Pages 589-593 “Policy 3: Government Budget Deficits and Surpluses”


Feb. 22

The Stimulus versus the Pigou Club

Politicians prefer stimulus money to raising the gasoline tax.

Textbook References:

Pages 32-33 “Why Economists’ Advice Is Not Always Followed”
Chapter 10 “Externalities”
Chapter 12 “The Design of the Tax System”


Feb. 4

Feldstein on Fiscal Stimulus

There are links to two newspaper articles by Martin Feldstein. In the first he makes a case for a fiscal stimulus. In the second he argues that the current fiscal stimulus proposal is poorly put together and will not have the intended effect.

Textbook References:

Pages 32-33 “Why Economists’ Advice is not Always Followed”
Pages 787-793 “How Fiscal Policy Influences Aggregate Demand”
Pages 793-796 “Using Policy to Stabilize the Economy”
Pages 830-832 “Should Monetary and Fiscal Policymakers Try To Stabilize the Economy?


Feb. 3

Lessons from Past Crises

There is a link to an Op-ed for the Wall Street Journal written by Carmen Reinhart and Kenneth Rogoff. They compare the current crisis to previous ones around the world.

Textbook References:

Pages 654-655 “The Financial Crisis of 2008”
Page 657 “Bank Runs and the Money Supply”
Pages 740-742 “Three Key Facts About Economic Fluctuations”


Jan. 31

Summers vs Obama

Before becoming economic advisor to Obama, Larry Summers wrote that unions are a cause of long-term unemployment. Obama claims that unions are part of the solution.

Textbook References:

Pages 32-33 “Why Economists’ Advice is not Always Followed”
Pages 421-422 “Above-Equilibrium Wages: Minimum-Wage Laws, Unions, and Efficiency Wages”
Pages 629-631 “Unions and Collective Bargaining”


Jan. 12

There is a link to an interview with Christina Romer.
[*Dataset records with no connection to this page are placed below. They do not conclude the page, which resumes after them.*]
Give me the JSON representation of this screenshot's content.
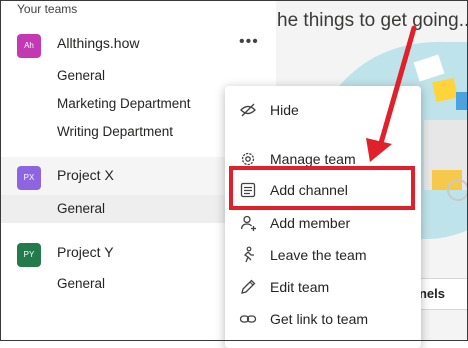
{
  "sidebar": {
    "section_title": "Your teams",
    "teams": [
      {
        "initials": "Ah",
        "name": "Allthings.how",
        "color": "#c239b3",
        "more": "•••",
        "channels": [
          "General",
          "Marketing Department",
          "Writing Department"
        ]
      },
      {
        "initials": "PX",
        "name": "Project X",
        "color": "#8e65e0",
        "channels": [
          "General"
        ]
      },
      {
        "initials": "PY",
        "name": "Project Y",
        "color": "#237b4b",
        "channels": [
          "General"
        ]
      }
    ]
  },
  "main": {
    "heading": "he things to get going...",
    "channels_button": "nnels"
  },
  "context_menu": {
    "items": [
      {
        "label": "Hide",
        "icon": "hide-icon"
      },
      {
        "label": "Manage team",
        "icon": "gear-icon"
      },
      {
        "label": "Add channel",
        "icon": "add-channel-icon"
      },
      {
        "label": "Add member",
        "icon": "add-member-icon"
      },
      {
        "label": "Leave the team",
        "icon": "leave-team-icon"
      },
      {
        "label": "Edit team",
        "icon": "pencil-icon"
      },
      {
        "label": "Get link to team",
        "icon": "link-icon"
      }
    ]
  },
  "annotation": {
    "highlight_color": "#e0202a"
  }
}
She discusses the objectives of Obama’s stimulus plan.

Textbook References:

Pages 30-34 “The Economist as Policy Adviser”
Pages 10-12 “Principle 7: Governments Can Sometimes Improve Market Outcomes”
Pages 787-793 “How Fiscal Policy Influences Aggregate Demand”
Pages 793-796 “Using Policy to Stabilize the Economy”